Interface dataset entries
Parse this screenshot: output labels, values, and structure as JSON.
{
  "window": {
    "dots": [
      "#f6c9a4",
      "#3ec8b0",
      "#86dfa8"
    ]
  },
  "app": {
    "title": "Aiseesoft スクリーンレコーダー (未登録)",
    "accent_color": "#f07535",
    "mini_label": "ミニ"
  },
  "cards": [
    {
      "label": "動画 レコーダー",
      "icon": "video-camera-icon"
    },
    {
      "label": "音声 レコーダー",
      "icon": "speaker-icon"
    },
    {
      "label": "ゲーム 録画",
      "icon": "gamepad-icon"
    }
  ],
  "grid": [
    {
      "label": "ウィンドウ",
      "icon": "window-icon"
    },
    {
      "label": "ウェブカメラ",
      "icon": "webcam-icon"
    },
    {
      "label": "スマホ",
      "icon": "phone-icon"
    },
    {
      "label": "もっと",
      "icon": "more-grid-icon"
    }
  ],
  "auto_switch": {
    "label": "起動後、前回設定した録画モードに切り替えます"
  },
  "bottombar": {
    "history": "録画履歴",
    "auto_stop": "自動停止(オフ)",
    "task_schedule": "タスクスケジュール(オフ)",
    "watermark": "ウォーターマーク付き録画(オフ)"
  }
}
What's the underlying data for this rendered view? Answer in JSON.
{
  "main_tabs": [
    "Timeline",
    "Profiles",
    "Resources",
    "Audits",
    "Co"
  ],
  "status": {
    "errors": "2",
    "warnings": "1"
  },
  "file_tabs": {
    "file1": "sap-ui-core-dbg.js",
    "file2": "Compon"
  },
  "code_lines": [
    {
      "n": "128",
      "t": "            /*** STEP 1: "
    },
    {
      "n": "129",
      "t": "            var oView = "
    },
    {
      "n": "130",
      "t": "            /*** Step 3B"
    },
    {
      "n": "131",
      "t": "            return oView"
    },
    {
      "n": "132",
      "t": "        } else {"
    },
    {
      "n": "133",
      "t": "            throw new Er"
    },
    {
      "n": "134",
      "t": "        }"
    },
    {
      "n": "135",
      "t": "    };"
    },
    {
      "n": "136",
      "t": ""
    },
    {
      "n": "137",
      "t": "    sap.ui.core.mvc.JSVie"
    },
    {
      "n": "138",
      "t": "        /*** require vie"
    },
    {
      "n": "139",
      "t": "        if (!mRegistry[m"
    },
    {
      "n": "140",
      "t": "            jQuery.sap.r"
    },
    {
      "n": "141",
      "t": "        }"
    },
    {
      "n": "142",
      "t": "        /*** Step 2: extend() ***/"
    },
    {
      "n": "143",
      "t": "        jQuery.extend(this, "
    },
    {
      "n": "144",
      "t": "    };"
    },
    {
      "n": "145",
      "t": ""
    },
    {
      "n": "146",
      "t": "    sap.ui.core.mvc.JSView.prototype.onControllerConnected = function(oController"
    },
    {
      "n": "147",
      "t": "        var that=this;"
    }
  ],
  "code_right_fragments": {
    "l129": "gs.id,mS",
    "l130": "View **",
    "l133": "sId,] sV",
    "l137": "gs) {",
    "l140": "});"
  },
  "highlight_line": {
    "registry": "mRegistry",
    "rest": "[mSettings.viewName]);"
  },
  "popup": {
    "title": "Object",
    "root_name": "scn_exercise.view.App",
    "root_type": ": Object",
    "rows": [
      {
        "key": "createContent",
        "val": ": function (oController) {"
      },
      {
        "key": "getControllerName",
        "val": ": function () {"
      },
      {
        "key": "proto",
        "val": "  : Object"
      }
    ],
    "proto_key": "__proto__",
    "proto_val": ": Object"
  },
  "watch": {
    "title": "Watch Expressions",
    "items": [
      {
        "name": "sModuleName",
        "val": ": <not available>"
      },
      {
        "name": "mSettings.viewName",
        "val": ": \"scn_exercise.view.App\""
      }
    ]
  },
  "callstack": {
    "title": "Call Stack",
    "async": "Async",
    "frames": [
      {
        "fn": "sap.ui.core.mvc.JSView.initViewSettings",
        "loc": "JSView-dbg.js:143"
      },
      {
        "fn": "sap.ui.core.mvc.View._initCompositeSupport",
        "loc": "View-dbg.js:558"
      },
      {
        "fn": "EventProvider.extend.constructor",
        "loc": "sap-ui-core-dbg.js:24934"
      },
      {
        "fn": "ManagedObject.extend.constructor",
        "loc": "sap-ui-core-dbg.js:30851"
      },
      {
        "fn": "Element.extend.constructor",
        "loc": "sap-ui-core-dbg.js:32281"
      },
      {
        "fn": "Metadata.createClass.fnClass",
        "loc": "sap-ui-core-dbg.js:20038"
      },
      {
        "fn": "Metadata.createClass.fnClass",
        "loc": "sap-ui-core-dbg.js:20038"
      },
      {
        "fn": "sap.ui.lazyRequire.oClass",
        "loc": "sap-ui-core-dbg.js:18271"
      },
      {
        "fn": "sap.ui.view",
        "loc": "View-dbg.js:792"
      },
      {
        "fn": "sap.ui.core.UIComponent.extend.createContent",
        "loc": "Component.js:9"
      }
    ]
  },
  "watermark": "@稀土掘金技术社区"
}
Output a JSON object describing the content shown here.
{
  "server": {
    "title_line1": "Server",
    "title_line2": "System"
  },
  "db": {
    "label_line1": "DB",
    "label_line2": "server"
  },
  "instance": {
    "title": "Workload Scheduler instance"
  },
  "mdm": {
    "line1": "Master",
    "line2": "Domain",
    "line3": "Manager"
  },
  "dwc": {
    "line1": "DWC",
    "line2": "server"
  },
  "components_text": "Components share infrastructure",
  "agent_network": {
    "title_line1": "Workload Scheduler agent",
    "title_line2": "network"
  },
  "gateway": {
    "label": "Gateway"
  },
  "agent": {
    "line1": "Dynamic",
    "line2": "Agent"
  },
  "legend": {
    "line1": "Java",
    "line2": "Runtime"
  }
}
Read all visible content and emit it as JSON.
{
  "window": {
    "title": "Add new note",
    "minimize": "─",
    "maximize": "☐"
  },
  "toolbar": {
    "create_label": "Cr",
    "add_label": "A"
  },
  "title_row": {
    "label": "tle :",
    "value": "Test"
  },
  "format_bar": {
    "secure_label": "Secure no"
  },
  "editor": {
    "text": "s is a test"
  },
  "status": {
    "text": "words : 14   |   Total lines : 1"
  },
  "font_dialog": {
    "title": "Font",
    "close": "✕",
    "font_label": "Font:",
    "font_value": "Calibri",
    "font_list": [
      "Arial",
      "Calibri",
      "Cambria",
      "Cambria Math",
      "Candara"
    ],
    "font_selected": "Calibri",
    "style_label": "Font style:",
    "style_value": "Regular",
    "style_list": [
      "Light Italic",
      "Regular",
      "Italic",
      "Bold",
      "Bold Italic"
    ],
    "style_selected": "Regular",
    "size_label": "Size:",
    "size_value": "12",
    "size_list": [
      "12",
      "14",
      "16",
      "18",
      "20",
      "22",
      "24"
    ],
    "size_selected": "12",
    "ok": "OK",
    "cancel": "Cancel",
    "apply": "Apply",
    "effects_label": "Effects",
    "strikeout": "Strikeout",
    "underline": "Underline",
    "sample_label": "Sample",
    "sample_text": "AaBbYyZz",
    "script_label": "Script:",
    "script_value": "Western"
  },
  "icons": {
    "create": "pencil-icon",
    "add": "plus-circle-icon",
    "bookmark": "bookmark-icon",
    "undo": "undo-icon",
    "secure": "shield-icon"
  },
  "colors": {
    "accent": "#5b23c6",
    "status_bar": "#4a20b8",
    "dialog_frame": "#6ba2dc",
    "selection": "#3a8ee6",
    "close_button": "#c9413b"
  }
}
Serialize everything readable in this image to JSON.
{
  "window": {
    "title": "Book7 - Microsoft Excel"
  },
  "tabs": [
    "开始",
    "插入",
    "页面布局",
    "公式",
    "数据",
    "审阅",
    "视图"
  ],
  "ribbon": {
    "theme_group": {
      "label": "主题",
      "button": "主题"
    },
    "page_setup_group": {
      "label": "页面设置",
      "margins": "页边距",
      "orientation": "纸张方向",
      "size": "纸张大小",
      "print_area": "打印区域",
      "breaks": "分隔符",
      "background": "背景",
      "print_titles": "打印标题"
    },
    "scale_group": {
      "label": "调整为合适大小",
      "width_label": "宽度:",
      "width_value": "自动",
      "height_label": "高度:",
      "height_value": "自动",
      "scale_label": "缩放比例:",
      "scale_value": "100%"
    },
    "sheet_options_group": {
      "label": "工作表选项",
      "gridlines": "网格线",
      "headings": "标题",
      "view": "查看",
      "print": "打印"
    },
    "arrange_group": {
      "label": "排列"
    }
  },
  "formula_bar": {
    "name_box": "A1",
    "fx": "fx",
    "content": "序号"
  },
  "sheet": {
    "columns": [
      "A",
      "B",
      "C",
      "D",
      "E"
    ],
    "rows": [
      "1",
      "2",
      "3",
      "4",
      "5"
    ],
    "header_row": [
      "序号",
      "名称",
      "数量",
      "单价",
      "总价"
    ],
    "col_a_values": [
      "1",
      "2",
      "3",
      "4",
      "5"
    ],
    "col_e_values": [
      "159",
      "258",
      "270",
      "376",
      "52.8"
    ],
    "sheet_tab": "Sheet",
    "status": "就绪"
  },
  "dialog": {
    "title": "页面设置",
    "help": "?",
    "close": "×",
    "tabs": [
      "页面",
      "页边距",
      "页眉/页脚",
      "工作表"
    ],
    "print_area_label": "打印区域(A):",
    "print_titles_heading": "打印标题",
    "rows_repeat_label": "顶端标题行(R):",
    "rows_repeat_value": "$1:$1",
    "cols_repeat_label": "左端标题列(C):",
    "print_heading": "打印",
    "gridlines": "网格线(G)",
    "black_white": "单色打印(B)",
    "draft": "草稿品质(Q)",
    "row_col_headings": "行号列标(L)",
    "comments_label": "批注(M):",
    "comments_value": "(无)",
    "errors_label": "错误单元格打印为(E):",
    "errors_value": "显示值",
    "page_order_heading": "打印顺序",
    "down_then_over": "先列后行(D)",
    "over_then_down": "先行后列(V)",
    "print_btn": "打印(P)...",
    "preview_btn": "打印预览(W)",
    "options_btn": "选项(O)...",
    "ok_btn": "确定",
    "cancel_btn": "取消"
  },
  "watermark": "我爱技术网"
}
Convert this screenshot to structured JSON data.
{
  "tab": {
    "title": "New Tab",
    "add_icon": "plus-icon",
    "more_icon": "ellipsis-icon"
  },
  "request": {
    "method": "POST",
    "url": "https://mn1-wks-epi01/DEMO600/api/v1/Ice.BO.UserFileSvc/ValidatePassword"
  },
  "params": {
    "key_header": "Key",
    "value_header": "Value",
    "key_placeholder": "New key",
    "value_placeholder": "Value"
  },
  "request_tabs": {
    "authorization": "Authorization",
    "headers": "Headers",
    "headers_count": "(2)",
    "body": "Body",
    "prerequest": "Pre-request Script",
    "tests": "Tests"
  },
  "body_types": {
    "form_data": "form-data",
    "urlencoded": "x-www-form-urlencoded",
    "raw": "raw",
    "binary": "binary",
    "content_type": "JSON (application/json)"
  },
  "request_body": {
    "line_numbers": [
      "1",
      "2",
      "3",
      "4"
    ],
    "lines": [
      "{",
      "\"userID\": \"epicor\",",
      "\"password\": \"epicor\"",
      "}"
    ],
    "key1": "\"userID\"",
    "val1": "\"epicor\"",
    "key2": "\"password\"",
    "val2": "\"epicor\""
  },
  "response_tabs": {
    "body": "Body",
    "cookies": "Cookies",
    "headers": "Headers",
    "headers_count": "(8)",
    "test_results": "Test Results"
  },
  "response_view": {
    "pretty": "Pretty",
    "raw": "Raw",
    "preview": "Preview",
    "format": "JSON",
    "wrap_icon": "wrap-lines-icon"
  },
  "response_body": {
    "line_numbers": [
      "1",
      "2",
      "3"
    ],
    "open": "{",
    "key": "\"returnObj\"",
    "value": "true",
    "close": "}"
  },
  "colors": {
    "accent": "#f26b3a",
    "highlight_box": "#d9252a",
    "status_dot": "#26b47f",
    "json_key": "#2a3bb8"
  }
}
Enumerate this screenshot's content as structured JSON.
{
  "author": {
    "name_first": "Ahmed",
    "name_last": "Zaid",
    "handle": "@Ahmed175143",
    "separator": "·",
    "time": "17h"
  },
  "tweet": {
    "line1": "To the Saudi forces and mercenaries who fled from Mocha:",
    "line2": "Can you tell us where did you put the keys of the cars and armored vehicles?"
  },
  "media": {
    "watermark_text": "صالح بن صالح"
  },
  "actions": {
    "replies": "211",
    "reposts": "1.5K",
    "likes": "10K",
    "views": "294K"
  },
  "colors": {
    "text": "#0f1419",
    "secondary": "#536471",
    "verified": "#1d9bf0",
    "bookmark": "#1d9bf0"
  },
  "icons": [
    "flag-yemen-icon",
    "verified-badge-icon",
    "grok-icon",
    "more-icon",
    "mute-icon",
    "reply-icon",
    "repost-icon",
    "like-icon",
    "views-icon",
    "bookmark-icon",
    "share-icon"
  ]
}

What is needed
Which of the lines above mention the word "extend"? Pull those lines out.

Problem solution
      "t": "        /*** Step 2: extend() ***/"
      "t": "        jQuery.extend(this, "
        "fn": "EventProvider.extend.constructor",
        "fn": "ManagedObject.extend.constructor",
        "fn": "Element.extend.constructor",
        "fn": "sap.ui.core.UIComponent.extend.createContent",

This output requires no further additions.